Count all lines holding "filled" in the data below and say the number, nothing more.

▸ Input
=-=-=-=-=
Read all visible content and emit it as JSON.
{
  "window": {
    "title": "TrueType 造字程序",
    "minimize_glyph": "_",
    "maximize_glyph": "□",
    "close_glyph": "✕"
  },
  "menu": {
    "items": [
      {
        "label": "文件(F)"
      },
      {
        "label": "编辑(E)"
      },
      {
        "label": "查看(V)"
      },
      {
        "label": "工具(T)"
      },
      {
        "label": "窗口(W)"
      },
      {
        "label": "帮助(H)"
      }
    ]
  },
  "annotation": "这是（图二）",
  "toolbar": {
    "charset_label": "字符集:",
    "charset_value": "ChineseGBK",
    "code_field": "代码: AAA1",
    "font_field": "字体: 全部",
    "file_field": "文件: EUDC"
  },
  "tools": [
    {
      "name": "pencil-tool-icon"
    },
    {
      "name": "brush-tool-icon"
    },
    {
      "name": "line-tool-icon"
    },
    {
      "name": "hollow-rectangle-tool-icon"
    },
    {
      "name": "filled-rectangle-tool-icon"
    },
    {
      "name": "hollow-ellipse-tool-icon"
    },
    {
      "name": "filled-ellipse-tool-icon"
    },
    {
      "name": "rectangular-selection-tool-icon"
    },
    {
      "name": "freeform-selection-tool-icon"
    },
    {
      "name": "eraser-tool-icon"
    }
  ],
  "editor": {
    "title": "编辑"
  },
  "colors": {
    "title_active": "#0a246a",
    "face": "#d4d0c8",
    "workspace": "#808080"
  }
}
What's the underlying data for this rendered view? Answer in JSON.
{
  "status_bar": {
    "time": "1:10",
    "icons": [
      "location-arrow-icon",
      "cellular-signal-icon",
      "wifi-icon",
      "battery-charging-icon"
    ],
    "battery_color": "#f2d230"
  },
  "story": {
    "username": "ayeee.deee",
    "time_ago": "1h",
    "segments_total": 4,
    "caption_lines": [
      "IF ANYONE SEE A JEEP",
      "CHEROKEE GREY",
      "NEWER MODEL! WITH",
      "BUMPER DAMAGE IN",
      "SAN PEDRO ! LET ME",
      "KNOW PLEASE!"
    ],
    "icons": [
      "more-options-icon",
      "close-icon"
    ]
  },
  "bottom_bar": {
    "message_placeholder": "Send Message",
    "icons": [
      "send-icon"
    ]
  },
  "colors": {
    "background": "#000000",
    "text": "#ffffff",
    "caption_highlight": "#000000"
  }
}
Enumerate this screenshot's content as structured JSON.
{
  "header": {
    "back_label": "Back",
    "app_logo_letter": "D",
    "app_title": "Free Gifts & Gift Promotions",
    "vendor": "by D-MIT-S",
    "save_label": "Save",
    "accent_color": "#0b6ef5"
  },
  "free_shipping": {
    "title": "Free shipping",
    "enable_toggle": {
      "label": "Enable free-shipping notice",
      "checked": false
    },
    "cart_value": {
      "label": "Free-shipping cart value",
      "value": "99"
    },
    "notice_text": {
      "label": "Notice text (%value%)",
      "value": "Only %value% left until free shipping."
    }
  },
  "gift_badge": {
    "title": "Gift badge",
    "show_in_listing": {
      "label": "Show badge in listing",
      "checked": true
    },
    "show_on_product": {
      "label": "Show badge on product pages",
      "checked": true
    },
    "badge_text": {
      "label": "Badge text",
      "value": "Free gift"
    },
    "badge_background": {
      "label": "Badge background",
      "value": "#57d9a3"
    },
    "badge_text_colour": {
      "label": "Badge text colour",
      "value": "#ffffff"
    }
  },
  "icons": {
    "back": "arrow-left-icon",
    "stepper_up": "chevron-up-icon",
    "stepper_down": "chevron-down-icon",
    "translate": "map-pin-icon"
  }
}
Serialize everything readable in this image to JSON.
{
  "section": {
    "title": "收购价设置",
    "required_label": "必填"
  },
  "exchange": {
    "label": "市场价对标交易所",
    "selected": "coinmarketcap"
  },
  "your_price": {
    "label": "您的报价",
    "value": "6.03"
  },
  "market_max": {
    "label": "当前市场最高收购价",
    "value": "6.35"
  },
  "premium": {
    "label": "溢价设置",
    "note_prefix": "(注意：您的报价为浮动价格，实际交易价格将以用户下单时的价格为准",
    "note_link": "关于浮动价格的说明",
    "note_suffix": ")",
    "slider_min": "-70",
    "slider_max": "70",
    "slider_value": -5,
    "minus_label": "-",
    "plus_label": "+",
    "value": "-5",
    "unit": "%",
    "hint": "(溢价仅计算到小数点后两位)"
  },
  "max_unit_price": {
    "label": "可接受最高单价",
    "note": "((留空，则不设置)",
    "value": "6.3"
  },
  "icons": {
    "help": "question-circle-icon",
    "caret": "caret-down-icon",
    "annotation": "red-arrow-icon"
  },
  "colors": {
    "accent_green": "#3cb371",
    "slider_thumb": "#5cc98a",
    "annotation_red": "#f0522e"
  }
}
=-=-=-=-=
▸ Task answer
2